__Problem description__: Where a line below includes the word "sizing", copy that line.

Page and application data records
════════

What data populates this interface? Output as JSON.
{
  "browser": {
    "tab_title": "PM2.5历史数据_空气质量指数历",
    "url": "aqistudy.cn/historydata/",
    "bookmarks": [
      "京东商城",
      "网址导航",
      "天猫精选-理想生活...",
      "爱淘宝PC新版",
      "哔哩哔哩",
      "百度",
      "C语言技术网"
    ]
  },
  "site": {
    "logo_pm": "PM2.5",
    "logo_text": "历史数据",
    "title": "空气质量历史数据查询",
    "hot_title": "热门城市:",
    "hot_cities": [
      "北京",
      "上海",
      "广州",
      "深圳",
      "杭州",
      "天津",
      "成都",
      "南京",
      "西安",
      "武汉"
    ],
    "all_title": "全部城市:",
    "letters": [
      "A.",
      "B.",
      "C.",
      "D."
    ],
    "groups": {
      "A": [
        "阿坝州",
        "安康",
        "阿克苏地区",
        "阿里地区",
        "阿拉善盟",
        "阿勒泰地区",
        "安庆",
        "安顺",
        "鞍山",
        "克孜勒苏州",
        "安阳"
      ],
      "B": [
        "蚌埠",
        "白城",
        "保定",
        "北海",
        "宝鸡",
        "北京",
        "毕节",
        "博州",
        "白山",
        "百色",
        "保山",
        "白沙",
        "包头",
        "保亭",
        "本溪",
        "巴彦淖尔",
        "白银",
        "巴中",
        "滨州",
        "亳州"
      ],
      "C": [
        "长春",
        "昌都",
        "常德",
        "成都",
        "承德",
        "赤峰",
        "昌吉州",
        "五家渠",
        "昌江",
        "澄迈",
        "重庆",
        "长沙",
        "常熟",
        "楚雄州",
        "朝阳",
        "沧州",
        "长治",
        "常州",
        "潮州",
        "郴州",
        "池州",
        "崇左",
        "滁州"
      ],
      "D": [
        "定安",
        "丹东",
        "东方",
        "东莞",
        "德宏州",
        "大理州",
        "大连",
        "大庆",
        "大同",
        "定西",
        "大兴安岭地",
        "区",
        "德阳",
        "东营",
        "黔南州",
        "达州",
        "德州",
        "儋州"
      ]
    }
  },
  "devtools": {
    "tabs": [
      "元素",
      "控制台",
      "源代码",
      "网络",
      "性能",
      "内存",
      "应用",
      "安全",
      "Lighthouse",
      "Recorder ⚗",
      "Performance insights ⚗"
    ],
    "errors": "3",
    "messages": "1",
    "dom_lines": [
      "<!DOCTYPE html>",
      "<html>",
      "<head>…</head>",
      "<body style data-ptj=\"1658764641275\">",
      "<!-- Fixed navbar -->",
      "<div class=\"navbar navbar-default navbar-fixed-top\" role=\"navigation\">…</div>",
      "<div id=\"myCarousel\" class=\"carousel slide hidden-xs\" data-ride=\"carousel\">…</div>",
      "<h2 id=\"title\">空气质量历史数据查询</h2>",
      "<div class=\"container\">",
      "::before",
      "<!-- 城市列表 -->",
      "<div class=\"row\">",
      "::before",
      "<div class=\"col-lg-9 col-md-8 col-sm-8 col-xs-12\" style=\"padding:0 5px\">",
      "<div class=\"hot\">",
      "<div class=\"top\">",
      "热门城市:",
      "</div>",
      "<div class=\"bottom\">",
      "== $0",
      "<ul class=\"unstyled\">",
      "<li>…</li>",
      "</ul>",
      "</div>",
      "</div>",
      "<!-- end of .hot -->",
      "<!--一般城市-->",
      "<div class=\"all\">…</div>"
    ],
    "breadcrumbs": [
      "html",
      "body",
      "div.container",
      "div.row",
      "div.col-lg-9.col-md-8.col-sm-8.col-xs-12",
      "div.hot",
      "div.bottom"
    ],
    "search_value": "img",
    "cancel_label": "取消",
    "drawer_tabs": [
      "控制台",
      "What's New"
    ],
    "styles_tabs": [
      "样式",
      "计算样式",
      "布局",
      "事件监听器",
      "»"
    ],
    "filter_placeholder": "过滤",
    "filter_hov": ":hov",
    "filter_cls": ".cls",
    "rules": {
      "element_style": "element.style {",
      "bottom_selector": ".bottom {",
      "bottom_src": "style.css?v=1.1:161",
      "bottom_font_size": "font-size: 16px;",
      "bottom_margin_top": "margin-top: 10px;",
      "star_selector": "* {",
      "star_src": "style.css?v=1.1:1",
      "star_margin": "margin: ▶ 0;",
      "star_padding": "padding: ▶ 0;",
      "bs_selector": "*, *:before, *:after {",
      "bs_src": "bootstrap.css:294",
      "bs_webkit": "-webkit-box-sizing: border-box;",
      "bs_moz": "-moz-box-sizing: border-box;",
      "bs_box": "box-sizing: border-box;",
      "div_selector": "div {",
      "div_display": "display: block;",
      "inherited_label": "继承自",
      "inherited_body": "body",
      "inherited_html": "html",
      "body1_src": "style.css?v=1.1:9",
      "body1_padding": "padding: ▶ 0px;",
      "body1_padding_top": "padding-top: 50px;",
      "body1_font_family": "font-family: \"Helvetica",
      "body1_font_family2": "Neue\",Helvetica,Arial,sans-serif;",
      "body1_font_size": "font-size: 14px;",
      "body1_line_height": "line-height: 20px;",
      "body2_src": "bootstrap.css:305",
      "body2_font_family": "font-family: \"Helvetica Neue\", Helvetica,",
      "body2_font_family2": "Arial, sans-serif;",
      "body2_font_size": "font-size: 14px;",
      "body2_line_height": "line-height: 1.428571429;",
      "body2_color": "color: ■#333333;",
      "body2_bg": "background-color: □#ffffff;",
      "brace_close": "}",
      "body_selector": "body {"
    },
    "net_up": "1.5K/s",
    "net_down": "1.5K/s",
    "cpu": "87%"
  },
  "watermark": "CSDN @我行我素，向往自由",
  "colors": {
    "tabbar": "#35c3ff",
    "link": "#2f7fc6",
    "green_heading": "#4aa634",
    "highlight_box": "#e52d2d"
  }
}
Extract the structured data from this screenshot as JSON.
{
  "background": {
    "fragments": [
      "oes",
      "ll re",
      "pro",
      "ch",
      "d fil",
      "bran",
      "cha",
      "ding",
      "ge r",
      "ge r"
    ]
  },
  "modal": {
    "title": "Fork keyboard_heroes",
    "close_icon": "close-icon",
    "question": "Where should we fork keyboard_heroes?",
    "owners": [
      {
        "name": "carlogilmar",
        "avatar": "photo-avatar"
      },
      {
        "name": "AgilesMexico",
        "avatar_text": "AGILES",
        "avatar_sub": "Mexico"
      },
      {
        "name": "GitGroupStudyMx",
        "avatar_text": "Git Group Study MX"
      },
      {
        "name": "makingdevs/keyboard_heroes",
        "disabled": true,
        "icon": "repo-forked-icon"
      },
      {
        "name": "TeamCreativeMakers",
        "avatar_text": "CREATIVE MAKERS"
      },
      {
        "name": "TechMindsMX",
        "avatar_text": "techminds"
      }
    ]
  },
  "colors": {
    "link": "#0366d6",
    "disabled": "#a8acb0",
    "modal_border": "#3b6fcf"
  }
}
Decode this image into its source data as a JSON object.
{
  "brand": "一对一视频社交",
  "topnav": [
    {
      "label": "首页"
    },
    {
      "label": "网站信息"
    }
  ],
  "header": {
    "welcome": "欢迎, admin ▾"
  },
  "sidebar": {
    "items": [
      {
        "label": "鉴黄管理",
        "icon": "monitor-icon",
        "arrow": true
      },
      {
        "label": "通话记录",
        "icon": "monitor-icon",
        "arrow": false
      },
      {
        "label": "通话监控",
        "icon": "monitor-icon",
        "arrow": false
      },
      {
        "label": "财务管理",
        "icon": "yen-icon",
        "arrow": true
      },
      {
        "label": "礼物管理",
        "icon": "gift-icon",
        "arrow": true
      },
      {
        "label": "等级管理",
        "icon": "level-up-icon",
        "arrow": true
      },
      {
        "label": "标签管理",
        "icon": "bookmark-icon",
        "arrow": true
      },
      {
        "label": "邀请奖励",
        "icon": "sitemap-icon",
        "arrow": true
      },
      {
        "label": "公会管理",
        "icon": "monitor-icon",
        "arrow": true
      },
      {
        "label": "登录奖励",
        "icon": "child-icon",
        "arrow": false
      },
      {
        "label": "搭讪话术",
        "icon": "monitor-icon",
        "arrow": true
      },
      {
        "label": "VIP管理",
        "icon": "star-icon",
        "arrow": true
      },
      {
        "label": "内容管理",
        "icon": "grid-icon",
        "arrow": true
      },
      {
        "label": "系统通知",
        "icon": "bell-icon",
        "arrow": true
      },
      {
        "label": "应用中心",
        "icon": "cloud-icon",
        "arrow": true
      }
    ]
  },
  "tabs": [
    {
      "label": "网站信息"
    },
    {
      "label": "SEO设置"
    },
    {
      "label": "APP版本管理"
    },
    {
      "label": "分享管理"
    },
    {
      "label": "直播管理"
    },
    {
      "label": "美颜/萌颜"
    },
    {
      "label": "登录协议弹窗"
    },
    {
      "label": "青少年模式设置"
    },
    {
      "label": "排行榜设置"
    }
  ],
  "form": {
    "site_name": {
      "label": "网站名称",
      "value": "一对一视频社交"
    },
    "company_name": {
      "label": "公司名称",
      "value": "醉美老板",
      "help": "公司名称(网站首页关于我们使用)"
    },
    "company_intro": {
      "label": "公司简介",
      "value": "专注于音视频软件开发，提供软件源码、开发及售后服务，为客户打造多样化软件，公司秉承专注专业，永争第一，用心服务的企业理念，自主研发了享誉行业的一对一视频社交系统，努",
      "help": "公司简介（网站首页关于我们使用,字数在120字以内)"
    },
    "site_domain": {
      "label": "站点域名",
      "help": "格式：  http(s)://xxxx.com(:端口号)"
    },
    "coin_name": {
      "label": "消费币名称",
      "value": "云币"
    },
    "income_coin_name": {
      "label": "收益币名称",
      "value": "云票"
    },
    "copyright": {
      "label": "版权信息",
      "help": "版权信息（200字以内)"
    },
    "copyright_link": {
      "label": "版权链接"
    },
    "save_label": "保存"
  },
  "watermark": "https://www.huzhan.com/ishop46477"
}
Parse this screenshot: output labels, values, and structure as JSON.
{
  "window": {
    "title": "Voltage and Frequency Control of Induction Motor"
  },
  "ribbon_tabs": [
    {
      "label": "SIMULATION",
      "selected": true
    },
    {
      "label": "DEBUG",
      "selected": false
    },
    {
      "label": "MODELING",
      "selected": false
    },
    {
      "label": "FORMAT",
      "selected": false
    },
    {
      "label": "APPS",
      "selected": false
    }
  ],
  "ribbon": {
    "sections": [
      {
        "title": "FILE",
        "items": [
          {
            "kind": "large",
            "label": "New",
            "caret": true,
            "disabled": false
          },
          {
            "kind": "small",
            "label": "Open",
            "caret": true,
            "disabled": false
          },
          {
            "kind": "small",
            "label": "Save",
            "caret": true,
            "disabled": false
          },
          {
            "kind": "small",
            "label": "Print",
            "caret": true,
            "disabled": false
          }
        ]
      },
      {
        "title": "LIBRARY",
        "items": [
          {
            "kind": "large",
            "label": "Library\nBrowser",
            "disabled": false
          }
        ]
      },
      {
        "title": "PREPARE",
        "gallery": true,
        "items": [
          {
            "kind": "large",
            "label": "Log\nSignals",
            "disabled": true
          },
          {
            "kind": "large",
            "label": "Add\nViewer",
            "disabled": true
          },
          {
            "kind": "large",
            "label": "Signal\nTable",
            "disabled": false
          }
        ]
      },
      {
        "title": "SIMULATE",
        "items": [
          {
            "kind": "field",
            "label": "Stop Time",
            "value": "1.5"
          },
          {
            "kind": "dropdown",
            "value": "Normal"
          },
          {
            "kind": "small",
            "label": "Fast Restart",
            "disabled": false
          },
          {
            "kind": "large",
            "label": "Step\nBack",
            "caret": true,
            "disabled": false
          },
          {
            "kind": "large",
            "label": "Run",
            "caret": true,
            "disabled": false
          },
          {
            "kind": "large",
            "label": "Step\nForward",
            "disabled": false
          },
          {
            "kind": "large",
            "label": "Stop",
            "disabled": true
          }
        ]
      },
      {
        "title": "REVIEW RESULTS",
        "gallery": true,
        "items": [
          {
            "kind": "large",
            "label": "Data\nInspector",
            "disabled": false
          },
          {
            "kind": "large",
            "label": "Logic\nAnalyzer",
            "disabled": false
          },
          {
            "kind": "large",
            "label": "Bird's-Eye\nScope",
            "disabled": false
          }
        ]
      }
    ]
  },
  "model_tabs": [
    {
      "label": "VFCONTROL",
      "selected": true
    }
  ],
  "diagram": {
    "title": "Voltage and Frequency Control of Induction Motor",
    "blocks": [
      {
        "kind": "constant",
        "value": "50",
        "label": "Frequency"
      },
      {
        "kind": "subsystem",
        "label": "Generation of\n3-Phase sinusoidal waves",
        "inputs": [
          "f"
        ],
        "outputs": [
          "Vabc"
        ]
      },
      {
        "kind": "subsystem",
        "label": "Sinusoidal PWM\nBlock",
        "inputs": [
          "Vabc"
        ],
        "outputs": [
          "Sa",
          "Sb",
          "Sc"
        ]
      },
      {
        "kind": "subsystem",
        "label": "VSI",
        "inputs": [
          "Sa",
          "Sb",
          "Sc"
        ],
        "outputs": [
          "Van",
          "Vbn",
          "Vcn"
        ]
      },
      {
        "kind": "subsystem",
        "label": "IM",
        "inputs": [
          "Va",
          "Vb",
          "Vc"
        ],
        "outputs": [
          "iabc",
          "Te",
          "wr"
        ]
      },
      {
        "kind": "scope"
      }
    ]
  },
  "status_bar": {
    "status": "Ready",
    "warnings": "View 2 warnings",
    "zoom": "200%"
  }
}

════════

__Answer space__:
      "bs_webkit": "-webkit-box-sizing: border-box;",
      "bs_moz": "-moz-box-sizing: border-box;",
      "bs_box": "box-sizing: border-box;",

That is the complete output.